“We understand that your blog is personal, and we know we can’t censor it. In fact, we have no problems with the tone or spirit of what you are saying in your blog. But we’d like you to say it differently. We’re not telling you what you can or cannot say, we’re just telling you how you can or cannot say it. Mkay?”
So, just to be clear…you don’t want to censor my blog, but you do want to tell me what words I can use….?
…Yeah. That’s the gist of the conversation I had with my sending agency this week.
I’m really not all that surprised. Christians have been trying to save me ever since I became one. So it’s really not all that shocking to have it happen again.
I can’t say it doesn’t hurt though.
The blow was delivered by a truly lovely woman, someone I respect, and who, I believe, was just doing her job. And even though she was so nice about it, it still stung. It stings now even.
And it leaves me wondering who it is that gets to decide what is wholesome and what is not, what is helpful for building others up and what is not, what is beneficial and what is not. Who chooses what is useful and what is not?

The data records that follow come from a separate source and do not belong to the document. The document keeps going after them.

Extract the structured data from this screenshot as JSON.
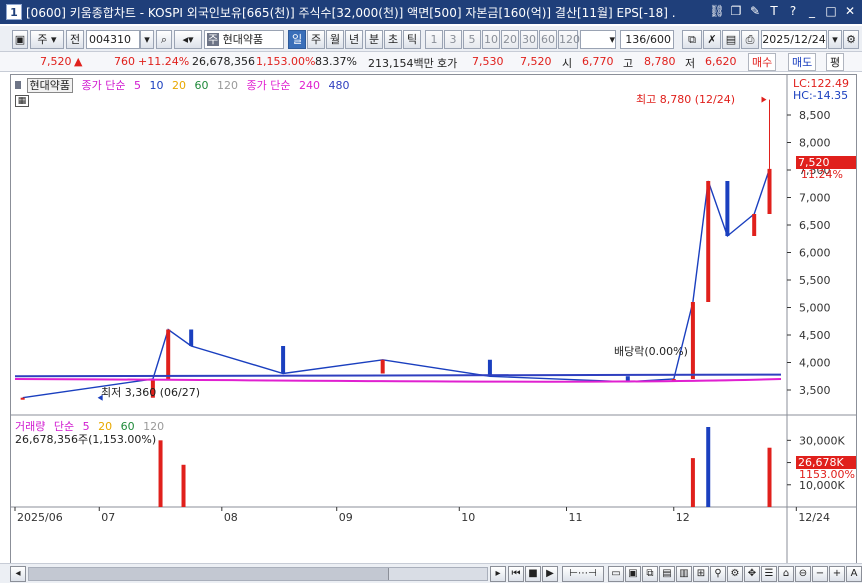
{
  "window": {
    "number": "1",
    "title": "[0600] 키움종합차트 - KOSPI 외국인보유[665(천)] 주식수[32,000(천)] 액면[500] 자본금[160(억)] 결산[11월] EPS[-18] ."
  },
  "toolbar": {
    "period_kind": "주",
    "total_label": "전",
    "code": "004310",
    "stock_tag": "주",
    "stock_name": "현대약품",
    "tabs": [
      "일",
      "주",
      "월",
      "년",
      "분",
      "초",
      "틱"
    ],
    "active_tab": "일",
    "intervals": [
      "1",
      "3",
      "5",
      "10",
      "20",
      "30",
      "60",
      "120"
    ],
    "count": "136/600",
    "date": "2025/12/24"
  },
  "quote": {
    "price": "7,520",
    "arrow": "▲",
    "change": "760",
    "change_rate": "+11.24%",
    "volume": "26,678,356",
    "volume_rate": "1,153.00%",
    "ratio": "83.37%",
    "amount": "213,154백만",
    "ask_label": "호가",
    "ask": "7,530",
    "bid": "7,520",
    "open_label": "시",
    "open": "6,770",
    "high_label": "고",
    "high": "8,780",
    "low_label": "저",
    "low": "6,620",
    "buy": "매수",
    "sell": "매도",
    "misc": "평"
  },
  "price_panel": {
    "stock_tag": "현대약품",
    "ma_label": "종가 단순",
    "ma_periods": [
      "5",
      "10",
      "20",
      "60",
      "120"
    ],
    "ma_label2": "종가 단순",
    "ma_periods2": [
      "240",
      "480"
    ],
    "lc": "LC:122.49",
    "hc": "HC:-14.35",
    "current_price_tag": "7,520",
    "current_rate_tag": "11.24%",
    "high_annotation": "최고 8,780 (12/24)",
    "low_annotation": "최저 3,360 (06/27)",
    "dividend_annotation": "배당락(0.00%)"
  },
  "volume_panel": {
    "label": "거래량",
    "ma_label": "단순",
    "ma_periods": [
      "5",
      "20",
      "60",
      "120"
    ],
    "current": "26,678,356주(1,153.00%)",
    "current_tag": "26,678K",
    "current_rate_tag": "1153.00%"
  },
  "colors": {
    "up": "#e0201c",
    "down": "#1a3fbf",
    "ma5": "#d01ad0",
    "ma10": "#1a3fbf",
    "ma20": "#e8a800",
    "ma60": "#1f8a3a",
    "ma120": "#7a7a7a",
    "ma240": "#e020d0",
    "ma480": "#2f3fbf"
  },
  "chart_data": [
    {
      "type": "line",
      "title": "현대약품 일봉",
      "x_ticks": [
        "2025/06",
        "07",
        "08",
        "09",
        "10",
        "11",
        "12",
        "12/24"
      ],
      "ylim": [
        3300,
        8900
      ],
      "y_ticks": [
        3500,
        4000,
        4500,
        5000,
        5500,
        6000,
        6500,
        7000,
        7500,
        8000,
        8500
      ],
      "grid": false,
      "series": [
        {
          "name": "종가",
          "points": [
            {
              "x": "06/27",
              "y": 3360
            },
            {
              "x": "07/14",
              "y": 3700
            },
            {
              "x": "07/21",
              "y": 4600
            },
            {
              "x": "07/24",
              "y": 4300
            },
            {
              "x": "08",
              "y": 3800
            },
            {
              "x": "09",
              "y": 4050
            },
            {
              "x": "10",
              "y": 3750
            },
            {
              "x": "11",
              "y": 3650
            },
            {
              "x": "12/03",
              "y": 3700
            },
            {
              "x": "12/05",
              "y": 5100
            },
            {
              "x": "12/08",
              "y": 7300
            },
            {
              "x": "12/15",
              "y": 6300
            },
            {
              "x": "12/22",
              "y": 6700
            },
            {
              "x": "12/24",
              "y": 7520
            }
          ]
        }
      ]
    },
    {
      "type": "bar",
      "title": "거래량",
      "ylim": [
        0,
        36000
      ],
      "y_ticks": [
        10000,
        20000,
        30000
      ],
      "series": [
        {
          "name": "거래량(K)",
          "points": [
            {
              "x": "07/14",
              "y": 30000
            },
            {
              "x": "07/22",
              "y": 19000
            },
            {
              "x": "12/05",
              "y": 22000
            },
            {
              "x": "12/08",
              "y": 36000
            },
            {
              "x": "12/24",
              "y": 26678
            }
          ]
        }
      ]
    }
  ]
}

I’ve always felt that part of the problem with the church is that is has no feet. We are a giant, wobbly, disjointed body with no feet. If we were a real person, there would be a documentary about our hideous existence. And the freaks that like documentaries about that kinda stuff (me included) would Netflix it, and watch in stunned silence because it would be so totally grotesque to see the Church, all deformed and lumpy, and barely able to speak with her own mouth because even her lips were at odds with each other. We would find out that she was indeed born with feet, but that she hated the idea of any part of her body getting dirty so she used her hands to chop them off. With her misshapen head lagging off to one side, she would slur that she tried for years to make her feet act more like hands, but that they were always a mess, always covered in filth. And even though it was their job to touch the ground, to stand in the dirt, even though they were designed for that, it made the rest of her body so uncomfortable that she let her hands whack ‘em off. Then the feet would come into focus in the background, severed, and floating loosely in a pickle-jar behind her, doing no good for anyone…
I’m not afraid to get dirty. But it makes some people uncomfortable.
Now I’m being called upon to write a blog for an audience of Christians that don’t like the way I talk. And that pretty much makes me want to stop blogging all together.
You know, one of the things that always strikes me as odd, is how often people tell me, “Your honesty is refreshing”, or “Thank you for your transparency”, “Thanks for being ‘real’” And every time I see or hear those words, I think to myself, How sad that honesty, transparency, and realness seem to be such rare commodities of Christ’s Church.
But, it appears that what is more important to the Church is a facade of “Wholesomeness”, designed by a select few, and insuperable by all.
So where does this leave the feet, like me? Is my choice to act like a hand, or else climb on in the pickle-jar? Ouch….
I dunno. Here’s a little something from 1 Corinthians 12 to chew on:
The eye cannot say to the hand, “I don’t need you!” And the head cannot say to the feet, “I don’t need you!” On the contrary, those parts of the body that seem to be weaker are indispensable, and the parts that we think are less honorable we treat with special honor. And the parts that are unpresentable are treated with special modesty, while our presentable parts need no special treatment. But God has combined the members of the body and has given greater honor to the parts that lacked it, so that there should be no division in the body, but that its parts should have equal concern for each other. If one part suffers, every part suffers with it; if one part is honored, every part rejoices with it.